So, yes, I got a little emotional at my last TNL the other night. Sidney may give me a hard time, but during my time at Reality he (and many others) gave me a gift that remains one of the most valuable of all—he gave me the gift of a friend. I pray that through All Saints Church’s involvement with Reality Ministries, many of you would have the blessing of learning to receive others—and yourself—as a gift too.
John 15:15 – “…I have called you friends.”
Teri Adelman: It has been a real blessing to work with the Najjar family as they transition to the United States. Even before I met them, I couldn’t help thinking about what they must be feeling as they left their country behind to find a safe place to live. Upon meeting them (even with the language barrier…) I found a warm and friendly young couple with 3 young children who were very thankful for everything we had done in setting up their apartment, but more so, they were extremely appreciative that people were there to greet them and establish a friendship with them.
There have been many good times we have already spent with the Najjar family such as taking them to eat at Aladdin’s Eatery in Briar Creek and having them (and our Good Neighbor Team) to a potluck dinner at our home , but dearest to my heart was the day I spent with Ahmad last week to take him to buy car insurance and get his driver’s license. Getting the insurance was relatively easy….a few phone calls and a short time in the insurance office. I then took him to practice driving in a parking lot to make sure he was familiar with the vocabulary and location of turn signals, hazard lights, etc., in my car. He did great and said he was ready to take his road test. The DMV was another experience altogether (think about the sloths in Zootopia, if you’ve seen it) and you get the picture!

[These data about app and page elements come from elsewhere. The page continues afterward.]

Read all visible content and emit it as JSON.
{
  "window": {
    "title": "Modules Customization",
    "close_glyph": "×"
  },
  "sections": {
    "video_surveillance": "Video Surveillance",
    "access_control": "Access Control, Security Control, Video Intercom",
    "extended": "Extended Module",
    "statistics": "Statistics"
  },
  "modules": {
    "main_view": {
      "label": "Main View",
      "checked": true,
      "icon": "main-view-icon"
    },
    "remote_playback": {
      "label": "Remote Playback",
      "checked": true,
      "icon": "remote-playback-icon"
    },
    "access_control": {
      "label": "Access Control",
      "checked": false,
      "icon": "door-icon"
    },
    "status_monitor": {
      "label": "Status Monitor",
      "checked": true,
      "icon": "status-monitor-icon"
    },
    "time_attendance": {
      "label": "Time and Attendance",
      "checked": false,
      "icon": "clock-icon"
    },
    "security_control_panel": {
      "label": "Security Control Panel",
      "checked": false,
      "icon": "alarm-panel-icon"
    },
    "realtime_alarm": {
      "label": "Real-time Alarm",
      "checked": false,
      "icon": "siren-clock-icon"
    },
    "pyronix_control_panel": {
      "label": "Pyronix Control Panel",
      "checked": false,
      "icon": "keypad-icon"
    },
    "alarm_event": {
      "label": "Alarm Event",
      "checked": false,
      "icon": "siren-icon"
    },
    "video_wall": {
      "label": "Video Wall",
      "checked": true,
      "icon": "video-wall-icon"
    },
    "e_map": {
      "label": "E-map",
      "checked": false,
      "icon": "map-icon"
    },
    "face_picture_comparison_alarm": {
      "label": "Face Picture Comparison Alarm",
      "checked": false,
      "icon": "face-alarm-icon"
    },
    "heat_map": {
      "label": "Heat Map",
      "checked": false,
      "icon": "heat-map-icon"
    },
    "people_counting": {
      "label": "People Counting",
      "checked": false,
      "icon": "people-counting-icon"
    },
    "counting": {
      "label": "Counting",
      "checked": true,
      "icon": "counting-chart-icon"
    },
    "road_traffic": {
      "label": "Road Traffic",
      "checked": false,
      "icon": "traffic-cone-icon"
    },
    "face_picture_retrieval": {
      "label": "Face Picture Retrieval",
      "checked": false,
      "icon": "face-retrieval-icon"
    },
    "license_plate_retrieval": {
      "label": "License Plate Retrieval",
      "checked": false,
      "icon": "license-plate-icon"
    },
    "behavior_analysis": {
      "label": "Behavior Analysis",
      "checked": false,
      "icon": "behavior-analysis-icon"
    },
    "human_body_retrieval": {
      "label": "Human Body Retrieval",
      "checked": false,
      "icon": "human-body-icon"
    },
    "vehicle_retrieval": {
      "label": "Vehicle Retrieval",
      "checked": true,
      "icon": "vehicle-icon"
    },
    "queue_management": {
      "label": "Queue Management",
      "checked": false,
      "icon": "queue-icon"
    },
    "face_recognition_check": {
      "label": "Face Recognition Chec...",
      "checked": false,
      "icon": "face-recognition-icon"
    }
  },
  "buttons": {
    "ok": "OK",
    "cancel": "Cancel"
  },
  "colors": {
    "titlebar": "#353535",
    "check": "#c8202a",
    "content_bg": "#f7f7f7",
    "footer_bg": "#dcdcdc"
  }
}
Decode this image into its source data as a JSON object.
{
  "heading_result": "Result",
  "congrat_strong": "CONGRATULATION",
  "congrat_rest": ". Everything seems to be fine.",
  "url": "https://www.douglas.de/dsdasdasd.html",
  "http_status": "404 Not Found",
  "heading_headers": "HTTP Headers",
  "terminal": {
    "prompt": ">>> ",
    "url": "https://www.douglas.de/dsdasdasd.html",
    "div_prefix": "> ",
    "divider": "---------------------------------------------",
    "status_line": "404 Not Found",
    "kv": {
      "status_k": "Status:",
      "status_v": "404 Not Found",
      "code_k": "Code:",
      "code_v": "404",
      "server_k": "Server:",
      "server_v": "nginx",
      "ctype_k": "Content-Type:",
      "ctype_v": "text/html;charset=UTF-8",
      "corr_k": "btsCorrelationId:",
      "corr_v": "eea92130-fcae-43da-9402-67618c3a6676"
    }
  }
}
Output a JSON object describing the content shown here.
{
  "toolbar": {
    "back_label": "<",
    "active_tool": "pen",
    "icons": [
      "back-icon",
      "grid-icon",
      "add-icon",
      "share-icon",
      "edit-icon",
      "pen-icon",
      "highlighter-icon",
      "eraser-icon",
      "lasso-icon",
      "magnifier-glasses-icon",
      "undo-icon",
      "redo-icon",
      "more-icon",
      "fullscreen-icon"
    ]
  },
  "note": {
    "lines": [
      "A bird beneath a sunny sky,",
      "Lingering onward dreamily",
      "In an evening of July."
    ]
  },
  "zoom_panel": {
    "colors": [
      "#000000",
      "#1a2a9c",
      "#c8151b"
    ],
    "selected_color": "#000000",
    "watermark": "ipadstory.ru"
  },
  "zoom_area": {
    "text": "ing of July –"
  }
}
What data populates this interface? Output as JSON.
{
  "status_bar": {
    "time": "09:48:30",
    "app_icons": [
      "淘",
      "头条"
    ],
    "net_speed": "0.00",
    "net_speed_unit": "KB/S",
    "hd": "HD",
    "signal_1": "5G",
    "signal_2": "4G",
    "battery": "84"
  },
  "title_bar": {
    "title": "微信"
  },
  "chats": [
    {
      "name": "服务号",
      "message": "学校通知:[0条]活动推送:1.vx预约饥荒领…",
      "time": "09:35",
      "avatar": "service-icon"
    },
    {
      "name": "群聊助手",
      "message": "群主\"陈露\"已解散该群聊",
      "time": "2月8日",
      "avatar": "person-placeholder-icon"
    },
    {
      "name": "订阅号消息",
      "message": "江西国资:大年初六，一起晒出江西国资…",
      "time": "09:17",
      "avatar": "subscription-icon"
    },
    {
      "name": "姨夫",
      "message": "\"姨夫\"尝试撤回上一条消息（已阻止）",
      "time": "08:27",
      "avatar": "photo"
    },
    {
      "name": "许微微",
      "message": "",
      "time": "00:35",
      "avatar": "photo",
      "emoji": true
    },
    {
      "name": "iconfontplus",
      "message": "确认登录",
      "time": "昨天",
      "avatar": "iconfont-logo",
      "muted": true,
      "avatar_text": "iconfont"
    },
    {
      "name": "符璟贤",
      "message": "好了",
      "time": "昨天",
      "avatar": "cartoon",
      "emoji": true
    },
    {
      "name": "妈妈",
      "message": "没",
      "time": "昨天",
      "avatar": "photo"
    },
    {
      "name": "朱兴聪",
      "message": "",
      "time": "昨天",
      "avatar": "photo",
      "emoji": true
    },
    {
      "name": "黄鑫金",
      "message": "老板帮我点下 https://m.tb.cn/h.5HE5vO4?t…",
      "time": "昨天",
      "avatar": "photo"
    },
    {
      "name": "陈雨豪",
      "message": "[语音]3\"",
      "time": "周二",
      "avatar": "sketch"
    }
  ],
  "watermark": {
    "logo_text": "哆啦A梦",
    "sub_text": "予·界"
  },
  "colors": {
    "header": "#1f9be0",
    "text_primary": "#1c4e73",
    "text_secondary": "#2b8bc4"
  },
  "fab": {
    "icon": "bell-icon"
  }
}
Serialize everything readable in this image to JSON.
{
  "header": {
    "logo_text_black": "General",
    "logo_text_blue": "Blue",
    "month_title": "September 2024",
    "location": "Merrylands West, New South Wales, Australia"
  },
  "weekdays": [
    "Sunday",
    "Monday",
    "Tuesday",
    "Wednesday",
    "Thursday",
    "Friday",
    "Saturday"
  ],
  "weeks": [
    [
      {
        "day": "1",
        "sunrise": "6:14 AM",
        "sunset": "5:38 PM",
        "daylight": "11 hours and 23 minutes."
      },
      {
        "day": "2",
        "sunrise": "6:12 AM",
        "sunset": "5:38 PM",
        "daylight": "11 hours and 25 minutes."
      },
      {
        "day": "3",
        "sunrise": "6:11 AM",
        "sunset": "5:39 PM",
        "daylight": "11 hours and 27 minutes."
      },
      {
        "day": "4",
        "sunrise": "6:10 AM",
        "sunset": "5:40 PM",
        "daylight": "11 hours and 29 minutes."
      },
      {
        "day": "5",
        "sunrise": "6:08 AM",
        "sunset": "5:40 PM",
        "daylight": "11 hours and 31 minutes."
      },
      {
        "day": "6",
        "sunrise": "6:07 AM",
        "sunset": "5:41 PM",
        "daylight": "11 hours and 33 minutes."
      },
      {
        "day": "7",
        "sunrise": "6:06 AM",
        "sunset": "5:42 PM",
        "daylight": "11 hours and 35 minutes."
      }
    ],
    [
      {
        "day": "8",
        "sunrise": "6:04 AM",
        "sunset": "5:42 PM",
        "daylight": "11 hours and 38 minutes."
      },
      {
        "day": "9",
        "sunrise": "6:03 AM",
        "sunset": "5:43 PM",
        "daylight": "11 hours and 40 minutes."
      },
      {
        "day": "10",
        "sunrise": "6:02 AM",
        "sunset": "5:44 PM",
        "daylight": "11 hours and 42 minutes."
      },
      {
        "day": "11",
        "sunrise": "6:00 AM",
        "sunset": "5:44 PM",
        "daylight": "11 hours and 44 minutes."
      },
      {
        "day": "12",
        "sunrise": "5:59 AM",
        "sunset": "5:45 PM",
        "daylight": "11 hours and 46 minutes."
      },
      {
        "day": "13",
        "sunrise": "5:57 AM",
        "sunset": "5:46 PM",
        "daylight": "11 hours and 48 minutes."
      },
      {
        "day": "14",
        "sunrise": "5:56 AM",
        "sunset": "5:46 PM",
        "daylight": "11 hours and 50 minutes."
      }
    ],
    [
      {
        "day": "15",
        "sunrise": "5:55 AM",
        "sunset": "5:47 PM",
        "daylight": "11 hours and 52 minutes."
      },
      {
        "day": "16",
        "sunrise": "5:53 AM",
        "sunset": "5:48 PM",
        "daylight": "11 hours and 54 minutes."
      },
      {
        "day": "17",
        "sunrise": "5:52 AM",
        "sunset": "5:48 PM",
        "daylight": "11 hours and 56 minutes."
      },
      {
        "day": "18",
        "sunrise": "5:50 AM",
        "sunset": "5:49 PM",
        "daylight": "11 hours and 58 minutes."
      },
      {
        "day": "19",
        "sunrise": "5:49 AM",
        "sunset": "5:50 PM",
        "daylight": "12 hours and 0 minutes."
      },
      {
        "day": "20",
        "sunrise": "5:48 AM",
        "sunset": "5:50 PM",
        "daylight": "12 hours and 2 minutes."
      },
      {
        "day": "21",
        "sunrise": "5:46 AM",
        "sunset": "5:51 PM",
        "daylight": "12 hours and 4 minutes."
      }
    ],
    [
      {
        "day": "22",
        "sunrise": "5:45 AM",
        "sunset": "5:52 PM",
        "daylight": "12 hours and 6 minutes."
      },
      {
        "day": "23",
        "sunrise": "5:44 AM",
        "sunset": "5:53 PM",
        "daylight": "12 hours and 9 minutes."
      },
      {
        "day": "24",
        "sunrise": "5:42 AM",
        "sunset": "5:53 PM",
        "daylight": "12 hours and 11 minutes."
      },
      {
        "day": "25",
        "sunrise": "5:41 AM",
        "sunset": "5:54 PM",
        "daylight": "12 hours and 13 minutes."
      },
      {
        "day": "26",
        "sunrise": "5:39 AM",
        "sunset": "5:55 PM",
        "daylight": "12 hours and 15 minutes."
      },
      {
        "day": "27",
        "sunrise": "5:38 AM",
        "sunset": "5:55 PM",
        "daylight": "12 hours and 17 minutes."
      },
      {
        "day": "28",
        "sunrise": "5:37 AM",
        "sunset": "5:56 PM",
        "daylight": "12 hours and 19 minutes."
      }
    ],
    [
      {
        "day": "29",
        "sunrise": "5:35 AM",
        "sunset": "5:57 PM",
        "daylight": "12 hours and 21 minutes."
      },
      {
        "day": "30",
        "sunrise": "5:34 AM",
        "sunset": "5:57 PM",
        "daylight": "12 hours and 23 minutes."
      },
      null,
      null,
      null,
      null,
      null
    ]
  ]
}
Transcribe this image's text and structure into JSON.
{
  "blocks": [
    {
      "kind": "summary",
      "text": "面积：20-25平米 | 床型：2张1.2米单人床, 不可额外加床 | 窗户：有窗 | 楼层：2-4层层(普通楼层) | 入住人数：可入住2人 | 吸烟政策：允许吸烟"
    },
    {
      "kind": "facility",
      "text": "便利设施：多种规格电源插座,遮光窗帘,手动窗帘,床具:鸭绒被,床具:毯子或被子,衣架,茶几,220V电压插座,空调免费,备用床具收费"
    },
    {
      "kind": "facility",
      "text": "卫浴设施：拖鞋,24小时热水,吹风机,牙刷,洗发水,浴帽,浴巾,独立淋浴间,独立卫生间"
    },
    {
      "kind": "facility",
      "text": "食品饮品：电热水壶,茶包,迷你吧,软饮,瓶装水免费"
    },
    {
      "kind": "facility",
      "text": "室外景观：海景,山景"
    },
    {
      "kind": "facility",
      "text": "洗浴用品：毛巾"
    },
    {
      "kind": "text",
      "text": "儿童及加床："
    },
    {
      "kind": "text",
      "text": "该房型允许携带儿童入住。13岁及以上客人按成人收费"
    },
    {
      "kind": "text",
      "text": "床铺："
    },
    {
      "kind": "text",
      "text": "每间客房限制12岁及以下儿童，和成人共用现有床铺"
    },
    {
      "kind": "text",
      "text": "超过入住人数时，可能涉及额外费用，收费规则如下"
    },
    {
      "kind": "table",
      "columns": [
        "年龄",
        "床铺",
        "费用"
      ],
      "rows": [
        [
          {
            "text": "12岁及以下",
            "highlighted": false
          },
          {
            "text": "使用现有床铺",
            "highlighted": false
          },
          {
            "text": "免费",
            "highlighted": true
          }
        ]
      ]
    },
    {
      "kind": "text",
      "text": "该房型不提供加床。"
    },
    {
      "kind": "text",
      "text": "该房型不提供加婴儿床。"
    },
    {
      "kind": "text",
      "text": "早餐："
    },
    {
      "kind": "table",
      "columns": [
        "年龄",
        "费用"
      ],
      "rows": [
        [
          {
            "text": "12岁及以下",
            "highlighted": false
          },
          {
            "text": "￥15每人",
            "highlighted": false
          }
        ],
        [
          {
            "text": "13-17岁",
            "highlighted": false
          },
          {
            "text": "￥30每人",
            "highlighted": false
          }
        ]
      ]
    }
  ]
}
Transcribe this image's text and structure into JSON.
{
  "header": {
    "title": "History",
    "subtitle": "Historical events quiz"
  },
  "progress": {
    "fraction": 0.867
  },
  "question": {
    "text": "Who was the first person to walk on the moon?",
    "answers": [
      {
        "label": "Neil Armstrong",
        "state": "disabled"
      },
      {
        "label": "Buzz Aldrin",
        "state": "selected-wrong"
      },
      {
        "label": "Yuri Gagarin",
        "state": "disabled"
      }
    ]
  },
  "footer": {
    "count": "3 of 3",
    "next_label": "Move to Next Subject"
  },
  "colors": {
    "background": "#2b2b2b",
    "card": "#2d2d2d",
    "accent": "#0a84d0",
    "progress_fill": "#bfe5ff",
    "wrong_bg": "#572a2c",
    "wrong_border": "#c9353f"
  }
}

We sat for 2 hours waiting to be called in to talk to the DMV officer. Once in front of him, Ahmad gave him his State Department issued papers and very slowly the officer did his entries into the computer. At one point, he got up and went into a back room for about 10 minutes and Ahmad asked me what was wrong and told me his heart was beating very fast. I reassured him it would be okay (although I wasn’t exactly sure!) The officer reappeared and told us we would have to get back in the road test line and that it would be only a few minutes. At this point, Ahmad was quite tense, so we went outside to wait. I again assured him it would be okay and not to worry. After 30 minutes passed, the officer reappeared and said that he was ready to give the road test. As Ahmad drove off, I think I was more nervous that he was!! They returned with the officer smiling and Ahmad giving me the “thumbs up” signal – he had obtained his license! The following evening the Najjar family invited us to their home to share a meal. It was a middle-eastern feast – all homemade by Amal! They expressed their thanks to us verbally and with an exquisite meal. Getting to know this family, seeing the challenges they face daily, and building a relationship of mutual trust and respect have been an amazing blessing to me!